### GIVEN DATA

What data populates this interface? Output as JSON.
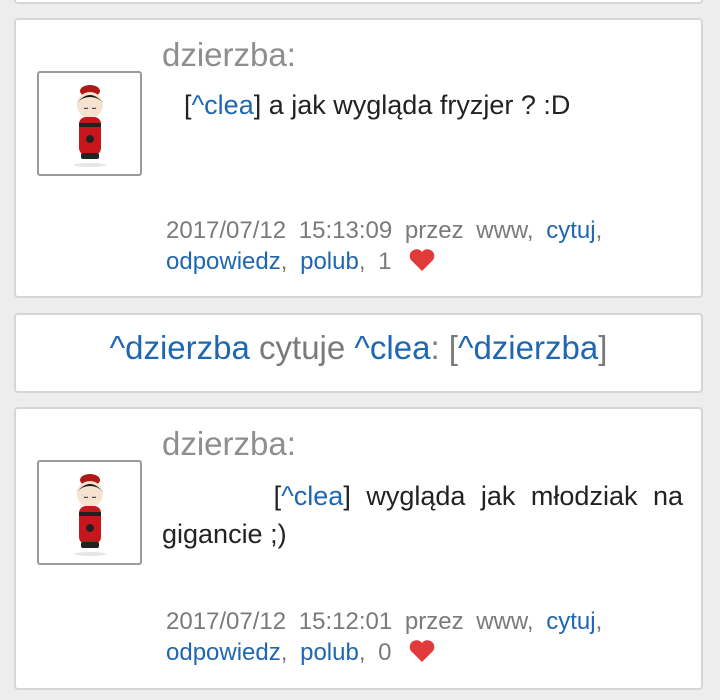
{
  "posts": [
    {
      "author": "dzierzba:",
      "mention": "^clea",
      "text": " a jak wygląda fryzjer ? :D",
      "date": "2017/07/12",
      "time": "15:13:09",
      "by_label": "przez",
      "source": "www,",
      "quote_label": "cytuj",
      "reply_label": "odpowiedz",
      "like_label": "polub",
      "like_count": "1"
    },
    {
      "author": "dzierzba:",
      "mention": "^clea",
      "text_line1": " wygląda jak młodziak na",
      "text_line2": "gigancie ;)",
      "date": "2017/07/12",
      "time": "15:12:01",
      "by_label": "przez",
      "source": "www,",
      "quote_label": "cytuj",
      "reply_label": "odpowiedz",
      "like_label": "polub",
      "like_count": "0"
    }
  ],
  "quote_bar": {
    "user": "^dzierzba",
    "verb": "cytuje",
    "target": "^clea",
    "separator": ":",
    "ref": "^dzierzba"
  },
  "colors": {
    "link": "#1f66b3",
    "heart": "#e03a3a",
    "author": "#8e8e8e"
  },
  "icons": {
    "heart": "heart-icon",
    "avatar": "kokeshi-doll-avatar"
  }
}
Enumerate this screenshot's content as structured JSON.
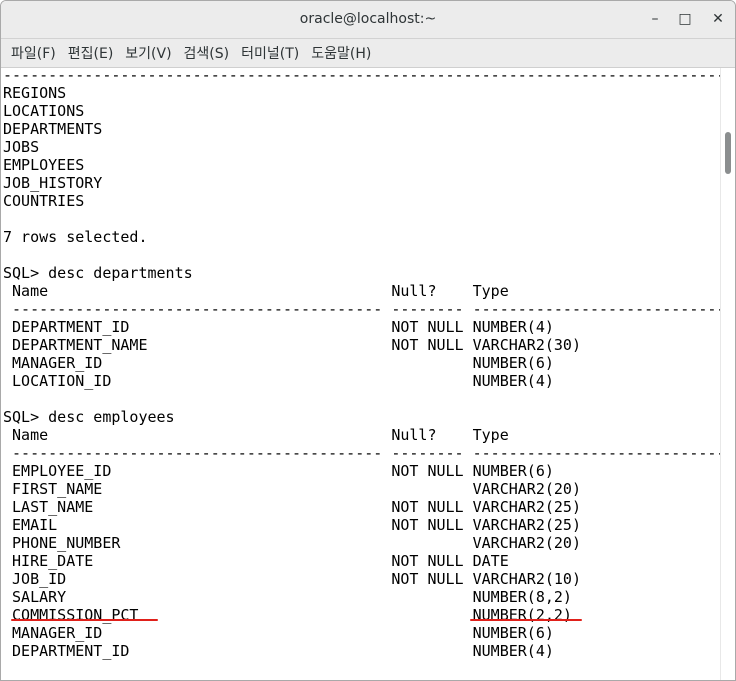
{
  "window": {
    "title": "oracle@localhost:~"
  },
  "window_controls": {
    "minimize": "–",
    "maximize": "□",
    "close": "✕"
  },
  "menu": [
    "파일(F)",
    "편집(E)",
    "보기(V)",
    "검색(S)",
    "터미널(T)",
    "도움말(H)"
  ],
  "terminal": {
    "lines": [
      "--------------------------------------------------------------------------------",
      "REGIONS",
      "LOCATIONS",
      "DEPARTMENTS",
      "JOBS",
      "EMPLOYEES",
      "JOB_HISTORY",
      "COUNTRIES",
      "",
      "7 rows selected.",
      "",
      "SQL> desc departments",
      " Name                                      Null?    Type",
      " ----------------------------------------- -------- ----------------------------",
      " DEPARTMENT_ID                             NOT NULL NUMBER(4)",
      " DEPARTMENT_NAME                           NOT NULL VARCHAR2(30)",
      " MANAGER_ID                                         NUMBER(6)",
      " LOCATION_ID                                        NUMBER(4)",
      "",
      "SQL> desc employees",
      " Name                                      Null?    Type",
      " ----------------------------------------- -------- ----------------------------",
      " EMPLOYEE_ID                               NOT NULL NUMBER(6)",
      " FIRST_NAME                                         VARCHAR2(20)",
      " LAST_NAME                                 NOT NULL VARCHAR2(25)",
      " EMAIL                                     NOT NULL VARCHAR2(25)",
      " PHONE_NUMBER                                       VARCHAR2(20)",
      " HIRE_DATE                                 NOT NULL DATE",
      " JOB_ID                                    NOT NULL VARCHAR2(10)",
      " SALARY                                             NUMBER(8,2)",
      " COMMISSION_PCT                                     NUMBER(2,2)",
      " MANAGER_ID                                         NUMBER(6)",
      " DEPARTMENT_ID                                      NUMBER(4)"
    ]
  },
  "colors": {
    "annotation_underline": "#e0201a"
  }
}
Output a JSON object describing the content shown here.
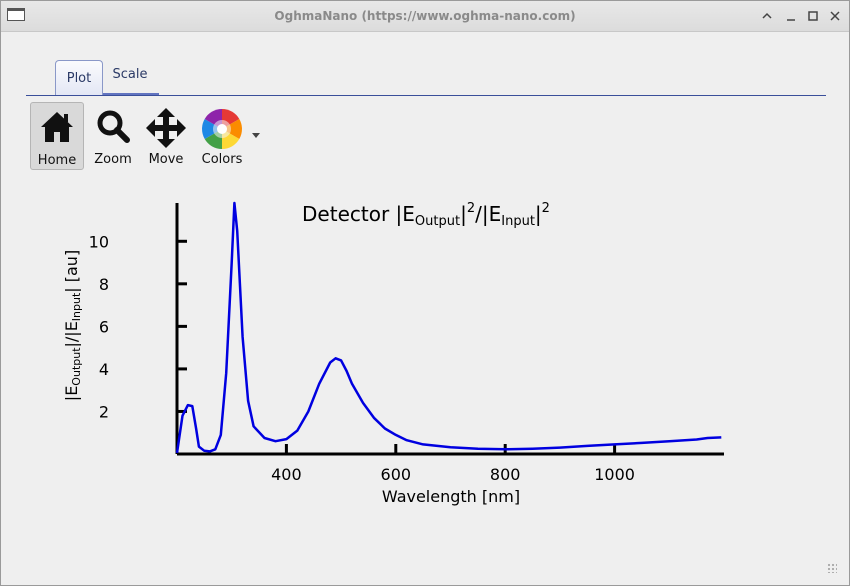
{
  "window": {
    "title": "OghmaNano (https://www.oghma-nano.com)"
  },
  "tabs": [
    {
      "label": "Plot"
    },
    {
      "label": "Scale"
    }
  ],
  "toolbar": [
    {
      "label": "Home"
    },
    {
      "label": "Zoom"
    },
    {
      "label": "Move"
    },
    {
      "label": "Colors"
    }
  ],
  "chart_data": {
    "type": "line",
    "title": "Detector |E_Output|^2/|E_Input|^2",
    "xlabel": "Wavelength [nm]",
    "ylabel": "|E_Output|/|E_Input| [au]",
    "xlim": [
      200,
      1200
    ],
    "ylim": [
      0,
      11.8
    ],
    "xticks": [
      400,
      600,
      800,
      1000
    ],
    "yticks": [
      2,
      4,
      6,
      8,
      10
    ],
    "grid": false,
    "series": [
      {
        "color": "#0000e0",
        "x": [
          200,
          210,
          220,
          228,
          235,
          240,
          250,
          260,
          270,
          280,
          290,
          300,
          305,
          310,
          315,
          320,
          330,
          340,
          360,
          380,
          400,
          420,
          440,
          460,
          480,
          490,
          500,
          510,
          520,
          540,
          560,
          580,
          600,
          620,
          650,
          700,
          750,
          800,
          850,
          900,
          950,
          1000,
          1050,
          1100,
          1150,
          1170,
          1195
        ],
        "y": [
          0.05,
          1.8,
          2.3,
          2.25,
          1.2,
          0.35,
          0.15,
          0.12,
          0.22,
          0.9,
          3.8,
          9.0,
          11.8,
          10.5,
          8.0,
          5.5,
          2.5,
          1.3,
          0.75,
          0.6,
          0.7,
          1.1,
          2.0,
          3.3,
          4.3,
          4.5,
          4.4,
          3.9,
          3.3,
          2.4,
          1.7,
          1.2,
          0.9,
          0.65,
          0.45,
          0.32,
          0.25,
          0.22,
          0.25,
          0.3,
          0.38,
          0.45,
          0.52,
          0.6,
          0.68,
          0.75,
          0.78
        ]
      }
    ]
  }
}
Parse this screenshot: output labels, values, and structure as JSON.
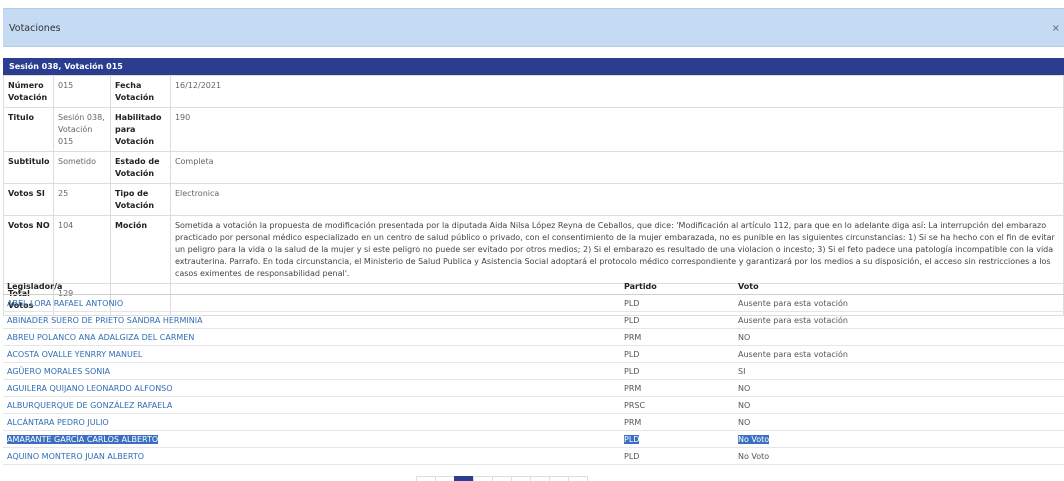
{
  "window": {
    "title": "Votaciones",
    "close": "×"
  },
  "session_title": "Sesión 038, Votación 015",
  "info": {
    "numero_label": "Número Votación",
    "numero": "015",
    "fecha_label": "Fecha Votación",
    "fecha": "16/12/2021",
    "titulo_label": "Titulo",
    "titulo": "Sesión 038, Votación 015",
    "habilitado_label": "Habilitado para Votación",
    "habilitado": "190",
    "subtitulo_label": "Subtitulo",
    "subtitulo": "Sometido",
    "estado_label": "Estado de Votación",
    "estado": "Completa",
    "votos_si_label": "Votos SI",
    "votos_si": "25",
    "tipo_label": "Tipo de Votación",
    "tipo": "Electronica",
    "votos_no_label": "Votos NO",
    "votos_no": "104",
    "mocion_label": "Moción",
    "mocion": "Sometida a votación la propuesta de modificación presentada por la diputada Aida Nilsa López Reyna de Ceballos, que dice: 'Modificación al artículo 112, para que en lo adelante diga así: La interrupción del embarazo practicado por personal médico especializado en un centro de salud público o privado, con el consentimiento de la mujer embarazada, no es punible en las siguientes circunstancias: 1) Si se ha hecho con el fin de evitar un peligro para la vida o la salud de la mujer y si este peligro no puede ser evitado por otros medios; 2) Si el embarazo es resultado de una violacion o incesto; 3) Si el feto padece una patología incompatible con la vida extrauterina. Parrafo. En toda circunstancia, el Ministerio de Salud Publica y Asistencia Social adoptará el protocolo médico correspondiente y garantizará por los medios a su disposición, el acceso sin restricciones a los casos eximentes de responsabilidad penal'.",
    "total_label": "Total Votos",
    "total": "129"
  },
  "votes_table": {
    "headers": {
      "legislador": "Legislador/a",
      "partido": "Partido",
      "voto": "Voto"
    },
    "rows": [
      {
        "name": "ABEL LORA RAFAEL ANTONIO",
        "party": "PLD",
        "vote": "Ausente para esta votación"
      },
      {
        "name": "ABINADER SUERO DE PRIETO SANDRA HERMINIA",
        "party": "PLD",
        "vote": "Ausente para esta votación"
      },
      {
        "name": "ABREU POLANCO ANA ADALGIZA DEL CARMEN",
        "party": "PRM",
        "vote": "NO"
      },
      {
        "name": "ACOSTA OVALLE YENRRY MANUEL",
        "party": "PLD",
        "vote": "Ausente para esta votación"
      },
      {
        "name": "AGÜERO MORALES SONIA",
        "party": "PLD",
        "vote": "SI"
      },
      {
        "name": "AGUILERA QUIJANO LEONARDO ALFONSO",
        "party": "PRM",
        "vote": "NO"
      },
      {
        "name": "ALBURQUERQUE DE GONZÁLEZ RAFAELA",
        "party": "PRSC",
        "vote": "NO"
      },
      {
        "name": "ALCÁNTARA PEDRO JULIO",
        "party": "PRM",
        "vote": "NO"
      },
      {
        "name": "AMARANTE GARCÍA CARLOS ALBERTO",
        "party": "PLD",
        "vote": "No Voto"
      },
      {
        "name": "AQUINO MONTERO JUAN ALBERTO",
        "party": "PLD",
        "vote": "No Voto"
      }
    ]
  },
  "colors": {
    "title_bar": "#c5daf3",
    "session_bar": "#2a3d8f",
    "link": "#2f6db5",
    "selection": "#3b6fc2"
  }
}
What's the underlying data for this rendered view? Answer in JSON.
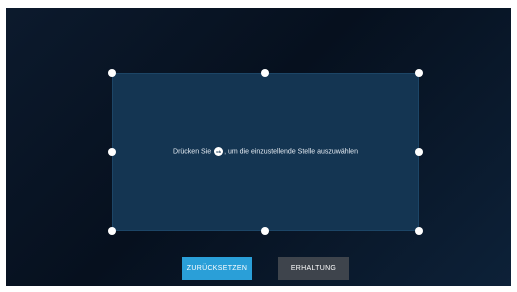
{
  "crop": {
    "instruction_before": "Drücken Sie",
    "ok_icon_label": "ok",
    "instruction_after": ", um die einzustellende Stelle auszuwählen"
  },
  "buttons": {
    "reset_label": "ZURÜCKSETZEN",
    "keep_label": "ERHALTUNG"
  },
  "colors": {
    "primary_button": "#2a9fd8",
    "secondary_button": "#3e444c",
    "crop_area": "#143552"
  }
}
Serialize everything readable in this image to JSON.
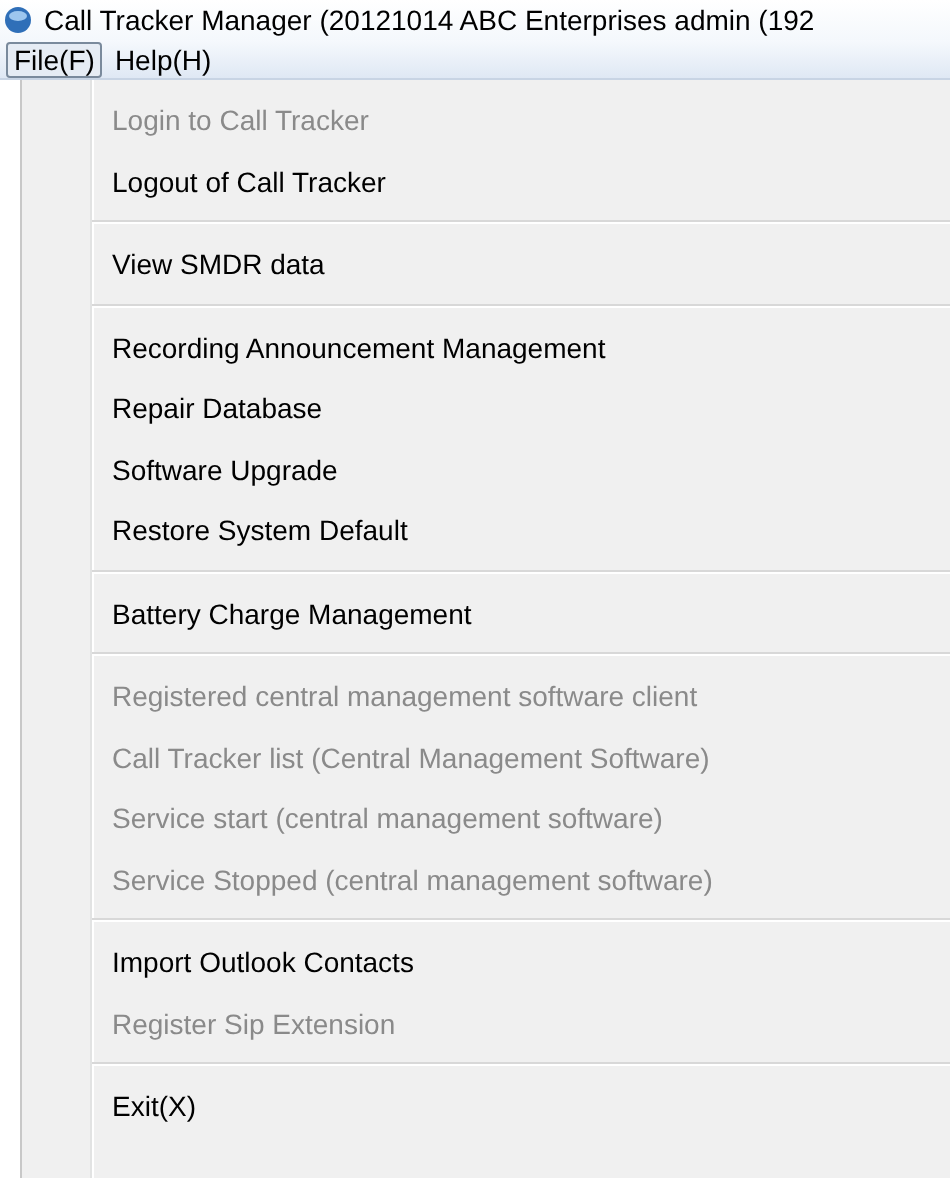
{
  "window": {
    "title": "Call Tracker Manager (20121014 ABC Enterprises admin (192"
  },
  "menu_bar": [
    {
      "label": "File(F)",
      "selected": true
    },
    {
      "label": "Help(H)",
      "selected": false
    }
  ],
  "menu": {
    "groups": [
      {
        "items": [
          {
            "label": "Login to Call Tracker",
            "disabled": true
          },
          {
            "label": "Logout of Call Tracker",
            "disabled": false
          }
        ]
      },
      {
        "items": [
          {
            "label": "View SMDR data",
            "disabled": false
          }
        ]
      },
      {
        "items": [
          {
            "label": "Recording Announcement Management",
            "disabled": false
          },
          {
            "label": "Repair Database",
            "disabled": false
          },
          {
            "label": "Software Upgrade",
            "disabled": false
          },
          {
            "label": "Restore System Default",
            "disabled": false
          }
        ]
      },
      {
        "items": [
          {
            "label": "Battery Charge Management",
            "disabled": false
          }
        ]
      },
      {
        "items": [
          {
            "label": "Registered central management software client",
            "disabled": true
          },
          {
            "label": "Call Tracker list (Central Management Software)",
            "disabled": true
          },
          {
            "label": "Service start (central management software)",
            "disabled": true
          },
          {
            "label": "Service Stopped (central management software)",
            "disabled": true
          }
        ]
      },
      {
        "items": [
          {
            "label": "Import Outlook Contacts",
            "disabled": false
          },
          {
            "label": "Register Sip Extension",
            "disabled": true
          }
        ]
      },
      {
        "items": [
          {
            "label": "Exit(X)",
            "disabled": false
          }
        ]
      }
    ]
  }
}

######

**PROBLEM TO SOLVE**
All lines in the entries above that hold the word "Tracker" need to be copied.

**EXERCISE OUTPUT**
    "title": "Call Tracker Manager (20121014 ABC Enterprises admin (192"
            "label": "Login to Call Tracker",
            "label": "Logout of Call Tracker",
            "label": "Call Tracker list (Central Management Software)",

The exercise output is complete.